TASK:
Going through the data, count each line that has the word "note". Reply with the total and nothing more.

##### STORED DATA #####

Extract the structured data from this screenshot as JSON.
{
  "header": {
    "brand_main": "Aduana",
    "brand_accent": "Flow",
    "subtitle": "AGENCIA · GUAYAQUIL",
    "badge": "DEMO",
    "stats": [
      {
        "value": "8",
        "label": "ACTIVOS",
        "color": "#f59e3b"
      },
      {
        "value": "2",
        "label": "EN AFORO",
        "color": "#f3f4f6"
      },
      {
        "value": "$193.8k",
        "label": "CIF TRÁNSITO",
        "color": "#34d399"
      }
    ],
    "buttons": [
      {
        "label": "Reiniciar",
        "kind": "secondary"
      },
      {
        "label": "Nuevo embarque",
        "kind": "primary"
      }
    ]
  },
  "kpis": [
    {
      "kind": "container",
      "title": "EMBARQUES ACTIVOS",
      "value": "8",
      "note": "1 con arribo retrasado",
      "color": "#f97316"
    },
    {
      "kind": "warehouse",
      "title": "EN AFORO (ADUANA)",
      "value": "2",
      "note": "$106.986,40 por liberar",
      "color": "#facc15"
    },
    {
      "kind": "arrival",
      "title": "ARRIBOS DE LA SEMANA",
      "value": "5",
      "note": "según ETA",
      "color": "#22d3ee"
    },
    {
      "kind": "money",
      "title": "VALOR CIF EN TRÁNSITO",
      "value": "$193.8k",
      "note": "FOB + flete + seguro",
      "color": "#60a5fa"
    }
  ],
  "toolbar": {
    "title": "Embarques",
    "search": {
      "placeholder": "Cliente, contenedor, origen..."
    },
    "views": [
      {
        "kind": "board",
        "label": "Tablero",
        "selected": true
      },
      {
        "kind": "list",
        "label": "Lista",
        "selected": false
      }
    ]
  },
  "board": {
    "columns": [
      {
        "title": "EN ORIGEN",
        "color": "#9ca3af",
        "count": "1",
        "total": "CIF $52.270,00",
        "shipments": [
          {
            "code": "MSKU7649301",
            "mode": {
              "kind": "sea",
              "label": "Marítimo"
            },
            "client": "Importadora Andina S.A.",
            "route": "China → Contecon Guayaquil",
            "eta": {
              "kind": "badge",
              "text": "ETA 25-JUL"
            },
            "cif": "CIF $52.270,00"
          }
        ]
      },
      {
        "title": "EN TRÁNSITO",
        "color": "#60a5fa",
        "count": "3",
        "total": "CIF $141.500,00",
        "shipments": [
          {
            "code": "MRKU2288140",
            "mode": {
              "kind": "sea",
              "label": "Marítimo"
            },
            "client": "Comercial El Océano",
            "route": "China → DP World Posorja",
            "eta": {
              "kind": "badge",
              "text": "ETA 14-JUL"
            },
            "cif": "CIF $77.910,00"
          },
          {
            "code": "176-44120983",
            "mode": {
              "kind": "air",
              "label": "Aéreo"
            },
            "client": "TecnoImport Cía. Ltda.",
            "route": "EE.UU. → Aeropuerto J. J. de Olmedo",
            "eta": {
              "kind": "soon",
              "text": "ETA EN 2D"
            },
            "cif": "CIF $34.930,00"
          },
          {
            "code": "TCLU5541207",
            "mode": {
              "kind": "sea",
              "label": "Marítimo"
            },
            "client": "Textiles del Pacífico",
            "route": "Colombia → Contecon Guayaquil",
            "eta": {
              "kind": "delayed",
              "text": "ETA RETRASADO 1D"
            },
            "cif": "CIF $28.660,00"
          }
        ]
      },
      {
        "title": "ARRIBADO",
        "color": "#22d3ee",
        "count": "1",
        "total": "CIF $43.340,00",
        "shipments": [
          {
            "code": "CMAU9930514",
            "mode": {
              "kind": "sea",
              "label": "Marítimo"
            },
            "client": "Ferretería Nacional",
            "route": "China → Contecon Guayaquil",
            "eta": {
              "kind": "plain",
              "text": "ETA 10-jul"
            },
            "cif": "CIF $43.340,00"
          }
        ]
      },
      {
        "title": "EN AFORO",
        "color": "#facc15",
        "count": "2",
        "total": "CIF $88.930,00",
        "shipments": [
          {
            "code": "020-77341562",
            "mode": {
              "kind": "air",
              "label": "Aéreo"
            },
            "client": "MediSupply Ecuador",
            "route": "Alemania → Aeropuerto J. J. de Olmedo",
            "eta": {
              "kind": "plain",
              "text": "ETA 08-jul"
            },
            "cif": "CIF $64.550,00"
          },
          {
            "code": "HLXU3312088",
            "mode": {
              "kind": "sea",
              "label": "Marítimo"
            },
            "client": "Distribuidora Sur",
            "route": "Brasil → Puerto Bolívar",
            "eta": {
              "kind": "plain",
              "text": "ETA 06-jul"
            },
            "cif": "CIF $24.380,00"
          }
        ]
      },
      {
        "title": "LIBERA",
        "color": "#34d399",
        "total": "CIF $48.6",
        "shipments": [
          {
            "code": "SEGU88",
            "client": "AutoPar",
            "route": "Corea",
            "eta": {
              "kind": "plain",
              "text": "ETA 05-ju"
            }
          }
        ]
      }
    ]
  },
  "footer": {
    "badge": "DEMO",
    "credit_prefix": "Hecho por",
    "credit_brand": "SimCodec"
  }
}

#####

EXERCISE ANSWER:
4